Employee assistance programs Featured

8:00pm EDT October 28, 2006
A 62-year-old woman whose husband passed away is facing a bout of depression. A 27-year-old man figuring out how to pay for his M.B.A. to improve his chances of getting that big promotion. A 42-year-old trying to kick a smoking habit so that he can keep up with his three children.

These are very different problems, but their solutions could possibly come from the same source — an employee assistance program (EAP). This type of program offers resources to employees and their families to address the demands of work, life and personal issues.

“As an employer, you want your employees to be able to perform at their very best,” says Bill Berenson, vice president of sales and service for Aetna’s Small & Middle Market Business in the North Central Region. “An employee assistance program can provide help for problems or issues employees face outside the office, helping them to focus more on their actual jobs when they are working.”

Smart Business spoke with Berenson, who answered some common questions about employee assistance programs.

What are some typical features of an EAP?
In the past, employee assistance programs were mainly services that helped employees deal with issues such as alcoholism and substance abuse. While these types of services still remain, the range of features included in employee assistance programs has broadened greatly.

Some of the current features available in employee assistance programs are family/life programs, which can help with spouse-related relationship issues, child care, coping with holiday stress; weight management programs; mental health services for issues such as depression, anxiety or an eating disorder; advice on how to deal with emergencies such as household mishaps or natural disasters; legal and financial resources; and work-related resources to help employees prepare for a change in their jobs, develop professionally, or plan for retirement.

Who is eligible to use an EAP? And how often can it be used?
Generally, a company’s employees and their immediate family/household members have access to the programs, and the company can determine how often employees are able to access the program.

How should employees access an EAP?
It is important that employers communicate the features that are available to their employees. This can be done by creating an internal Web site where employees can view the services in their particular program. Most EAPs also provide a toll-free number that can be accessed 24 hours, seven days a week.

There should also be a main, private phone number where employees are directed to the correct resource if they are unsure who to contact.

How is privacy handled with an EAP?
Since many of the features of an employee assistance program might deal with sensitive, personal information, confidentiality should be at the forefront of any program. Employees should feel comfortable disclosing information without any fear that their employer might find out about personal details.

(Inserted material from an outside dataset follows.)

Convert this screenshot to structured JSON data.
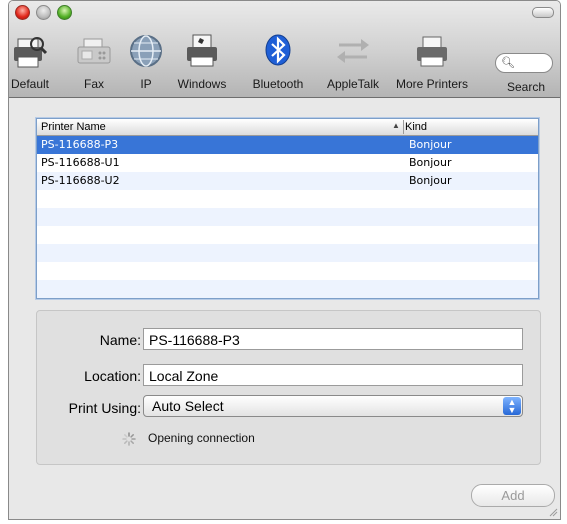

However, in extreme cases — such as when an illegal act is admitted or an individual is determined to be dangerous to himself or others — the information, by law, must be released to the appropriate authorities.

What kind of impact can EAPs have on employers?
Employee assistance programs can help employers in a variety of ways. First, by giving employees the resources to handle certain personal dilemmas, employers can help employees manage work and personal issues before they become unmanageable problems. As a result, employers can see improved productivity, as well as increased employee satisfaction and retention.

In addition, by giving employees access to a variety of resources that can help improve their health and well-being, employers will likely be able to better manage their health care costs.

At most companies, employees are an incredibly important resource — in many cases, the most important. A well-planned, diverse employee assistance program can help solve myriad problems that employees may be facing at work or at home, helping both employees and employers to achieve an optimal level of performance.

BILL BERENSON is vice president of sales and service for Aetna’s Small & Middle Market Business in the North Central Region. Reach him at (312) 928-3323 or berensonw@aetna.com.